How to Stay Motivated With Rheumatoid Arthritis

Every so often, the healthiest thing to do is give yourself a push. Find out how to get motivated!

Dana Gottesman
Reviewed by
John Varga, MD

In addition to helping you manage your weight, exercise can help keep your joints flexible, and strengthen the muscles around your joints. It can also prevent or delay a wide range of other health problems, including high cholesterol levels and hypertension. Need another great reason for staying motivated? Working out may even help prevent depression, which is common among people with chronic illnesses like rheumatoid arthritis.

See your doctor at regular intervals.
Even if you’re feeling okay, there is a lot to gain from getting regular checkups. In addition to getting checked out, it’s a time to reconnect with your doctor and to bring up any issues you may have with medications, side effects and symptoms. To make the most of your appointment, it’s important to prepare for it ahead of time. Make a list of questions and concerns, and pack a pen and paper for taking notes.

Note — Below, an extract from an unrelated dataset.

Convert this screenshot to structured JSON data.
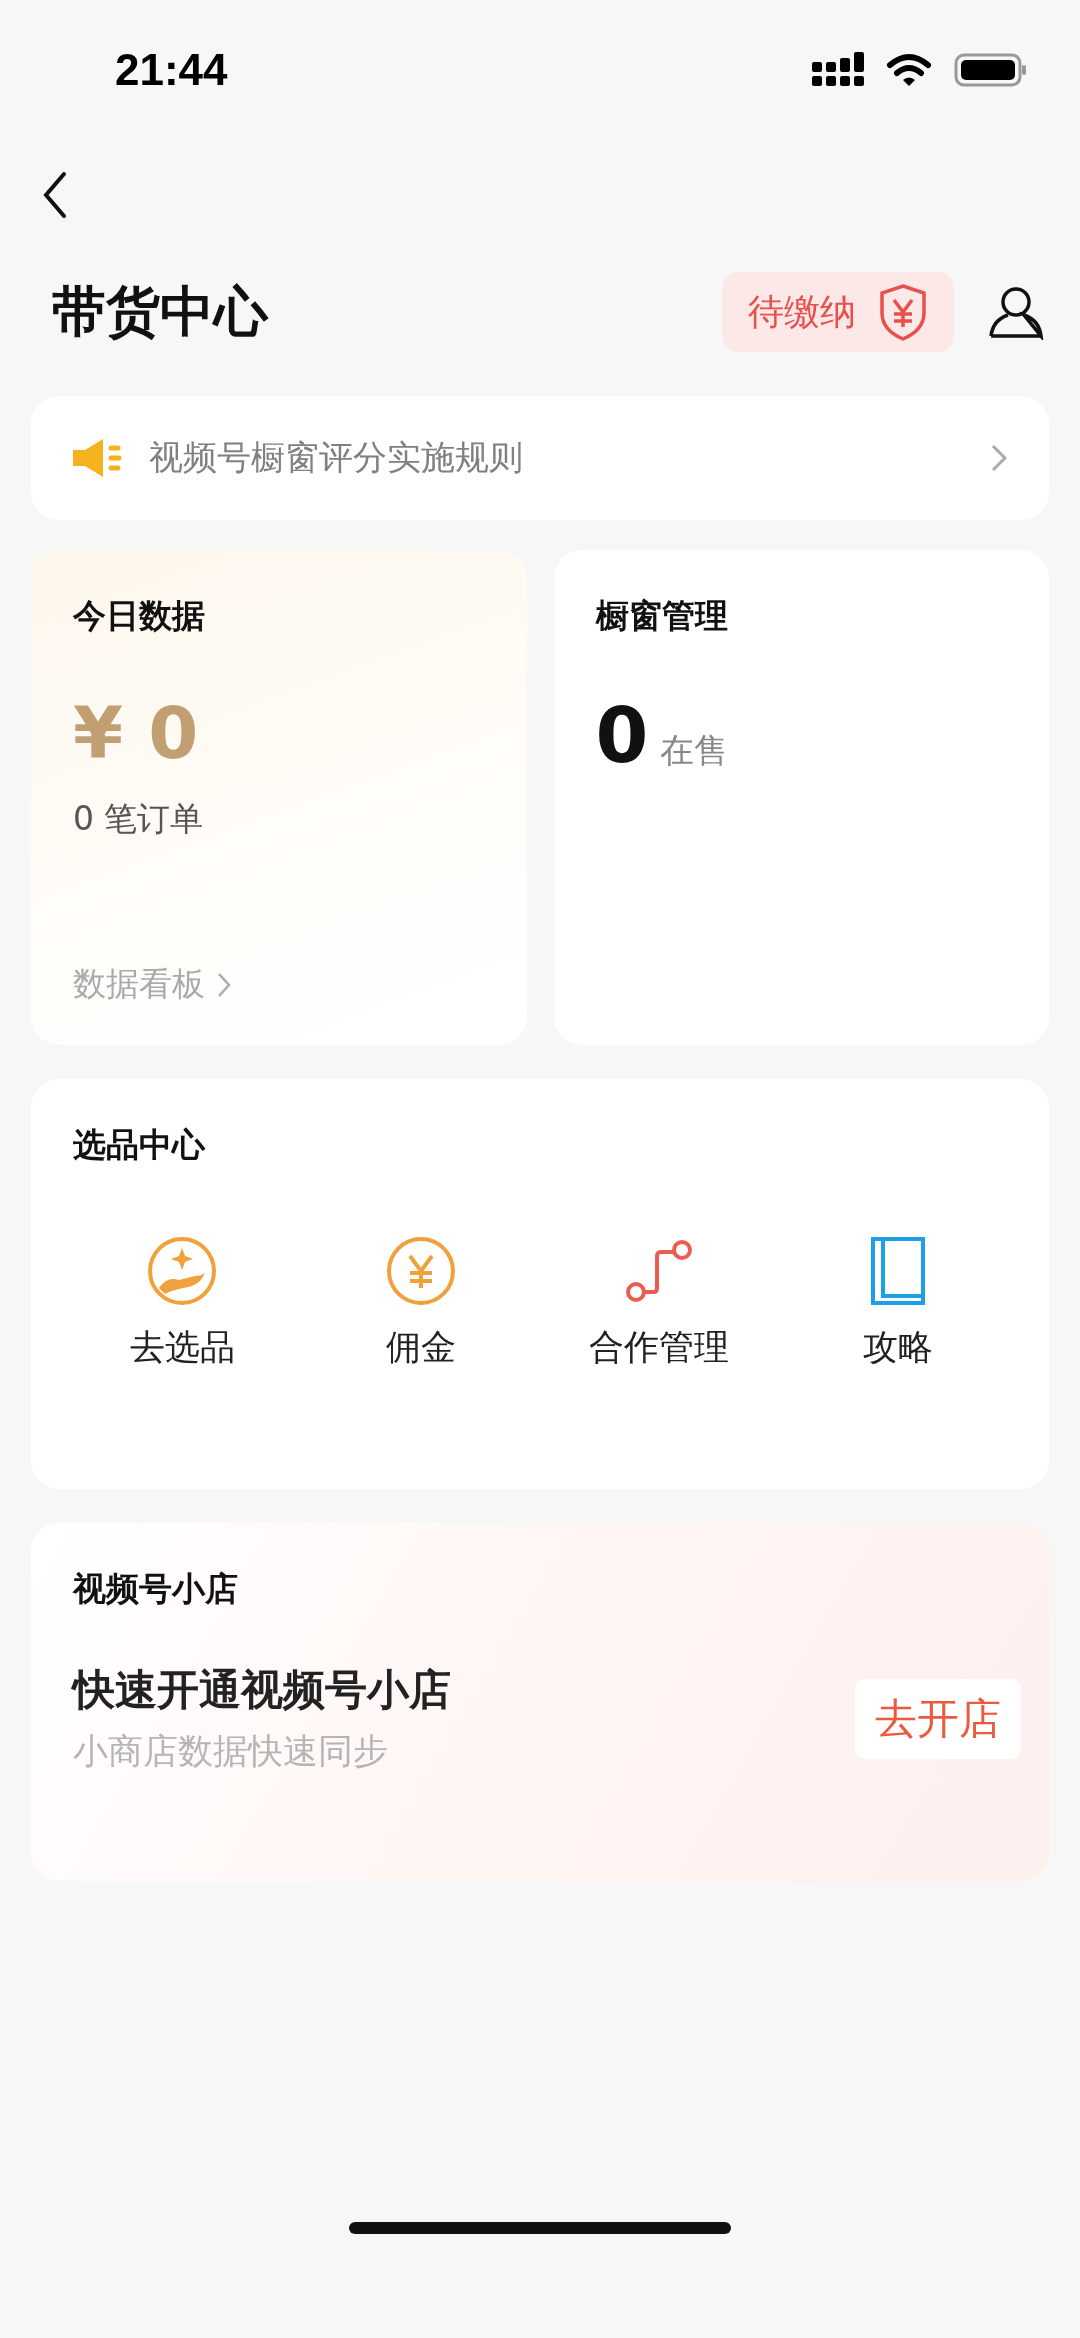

Think of your doctors as your teammates. “I see my general practitioner and several specialists on a regular basis,” says Marcie. Create your own healthcare dream team; they make a great support system. “Of course,” adds Marcie, “I am the most important person on my team. I must do my part, but I leverage any and all available resources to maintain my health.”

Understand your medications.
Discontinuing a medication could cause serious health problems, so take charge and have a good understanding of the medication you’ve been prescribed. It will make you more motivated to stay on course with it. If you’re unsure about why you are taking a certain medication or the dosage requirements, ask your doctor immediately. It’s also important to find out what to do if you miss a dose and what happens if you stop taking it. 

*Names have been changed

April 2013